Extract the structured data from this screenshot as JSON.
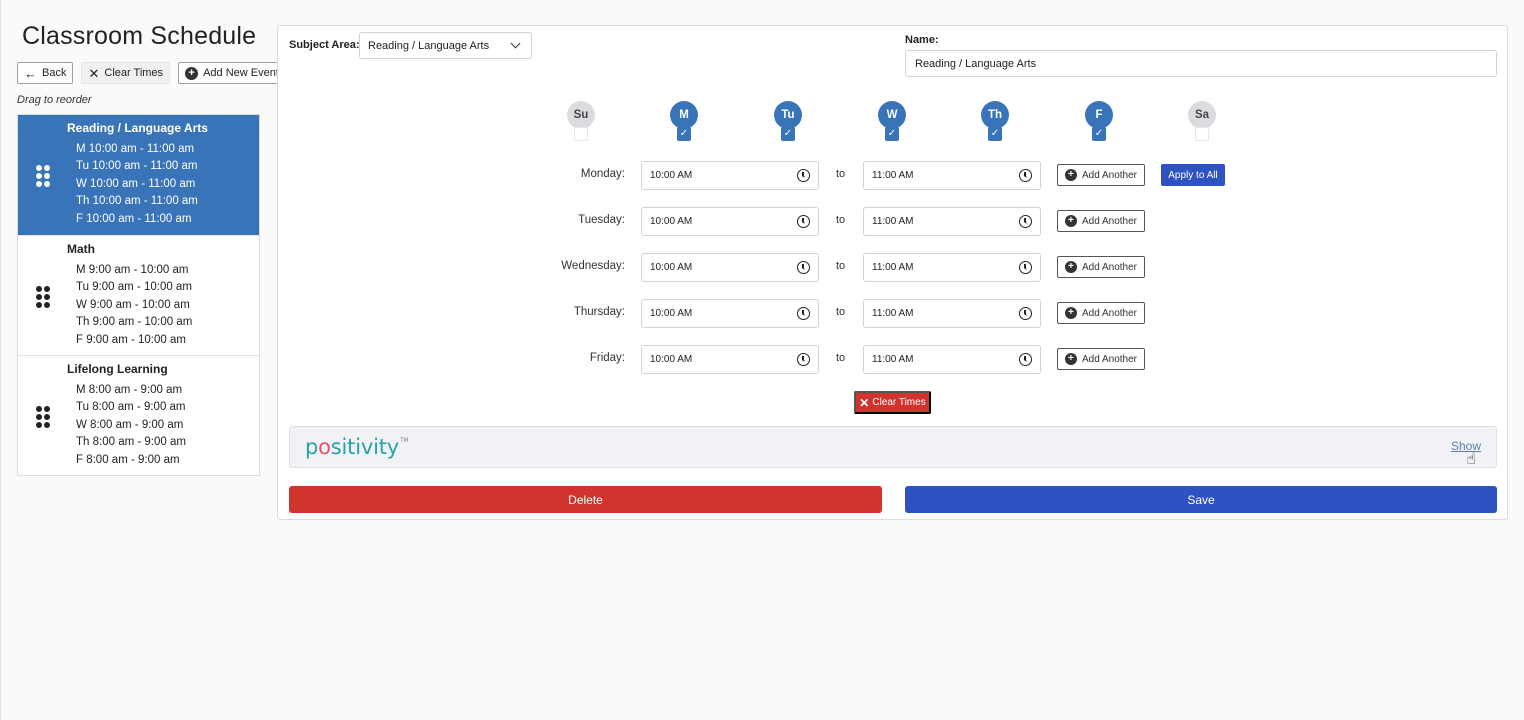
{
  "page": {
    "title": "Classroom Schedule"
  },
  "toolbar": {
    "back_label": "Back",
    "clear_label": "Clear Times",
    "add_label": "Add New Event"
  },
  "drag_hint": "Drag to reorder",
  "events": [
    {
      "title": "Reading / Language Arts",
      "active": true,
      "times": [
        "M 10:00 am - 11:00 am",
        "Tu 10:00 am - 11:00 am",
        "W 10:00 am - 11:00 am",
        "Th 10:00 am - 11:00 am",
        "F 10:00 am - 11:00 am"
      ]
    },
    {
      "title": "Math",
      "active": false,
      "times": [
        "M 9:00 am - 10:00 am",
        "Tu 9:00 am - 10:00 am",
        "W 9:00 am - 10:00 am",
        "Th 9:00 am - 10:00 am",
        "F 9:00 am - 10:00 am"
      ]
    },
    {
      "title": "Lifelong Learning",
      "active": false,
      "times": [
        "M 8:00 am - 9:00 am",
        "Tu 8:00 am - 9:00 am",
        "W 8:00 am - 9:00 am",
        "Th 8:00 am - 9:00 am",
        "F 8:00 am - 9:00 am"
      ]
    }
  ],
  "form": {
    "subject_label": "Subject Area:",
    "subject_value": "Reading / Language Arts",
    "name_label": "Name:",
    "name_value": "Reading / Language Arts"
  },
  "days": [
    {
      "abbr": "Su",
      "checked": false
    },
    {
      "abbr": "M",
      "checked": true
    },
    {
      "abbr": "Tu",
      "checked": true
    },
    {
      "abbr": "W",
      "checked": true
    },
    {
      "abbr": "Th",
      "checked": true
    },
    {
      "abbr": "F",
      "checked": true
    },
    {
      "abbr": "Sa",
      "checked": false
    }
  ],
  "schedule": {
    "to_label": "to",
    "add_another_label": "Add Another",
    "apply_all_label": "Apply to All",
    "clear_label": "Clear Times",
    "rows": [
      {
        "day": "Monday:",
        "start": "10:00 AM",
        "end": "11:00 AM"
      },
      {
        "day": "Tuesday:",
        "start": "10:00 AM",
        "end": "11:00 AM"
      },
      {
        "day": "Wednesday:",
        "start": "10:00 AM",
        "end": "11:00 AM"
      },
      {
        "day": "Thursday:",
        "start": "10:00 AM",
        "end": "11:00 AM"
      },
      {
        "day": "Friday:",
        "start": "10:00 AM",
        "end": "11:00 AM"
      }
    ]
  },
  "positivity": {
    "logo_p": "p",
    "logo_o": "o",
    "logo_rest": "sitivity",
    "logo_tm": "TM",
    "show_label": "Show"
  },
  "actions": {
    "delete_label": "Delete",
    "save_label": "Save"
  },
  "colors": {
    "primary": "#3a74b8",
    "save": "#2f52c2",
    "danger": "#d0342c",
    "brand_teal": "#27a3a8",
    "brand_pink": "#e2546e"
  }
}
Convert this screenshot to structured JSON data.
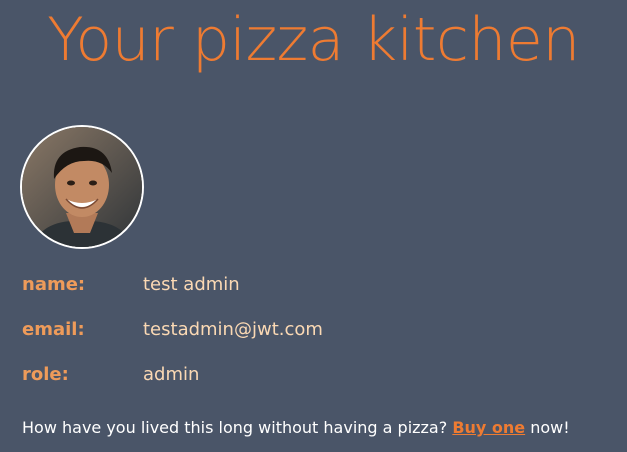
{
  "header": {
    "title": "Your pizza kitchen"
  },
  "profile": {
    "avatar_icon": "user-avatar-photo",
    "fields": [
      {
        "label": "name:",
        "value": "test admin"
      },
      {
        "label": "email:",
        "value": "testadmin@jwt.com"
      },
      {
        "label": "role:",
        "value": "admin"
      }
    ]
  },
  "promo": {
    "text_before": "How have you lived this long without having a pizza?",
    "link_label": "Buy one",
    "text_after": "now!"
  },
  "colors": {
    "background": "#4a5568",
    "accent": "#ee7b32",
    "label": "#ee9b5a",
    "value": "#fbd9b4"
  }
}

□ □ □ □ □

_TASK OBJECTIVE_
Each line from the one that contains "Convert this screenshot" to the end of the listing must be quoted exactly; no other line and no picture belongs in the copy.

_EXERCISE OUTPUT_
Convert this screenshot to structured JSON data.
{
  "header": {
    "title": "Your pizza kitchen"
  },
  "profile": {
    "avatar_icon": "user-avatar-photo",
    "fields": [
      {
        "label": "name:",
        "value": "test admin"
      },
      {
        "label": "email:",
        "value": "testadmin@jwt.com"
      },
      {
        "label": "role:",
        "value": "admin"
      }
    ]
  },
  "promo": {
    "text_before": "How have you lived this long without having a pizza?",
    "link_label": "Buy one",
    "text_after": "now!"
  },
  "colors": {
    "background": "#4a5568",
    "accent": "#ee7b32",
    "label": "#ee9b5a",
    "value": "#fbd9b4"
  }
}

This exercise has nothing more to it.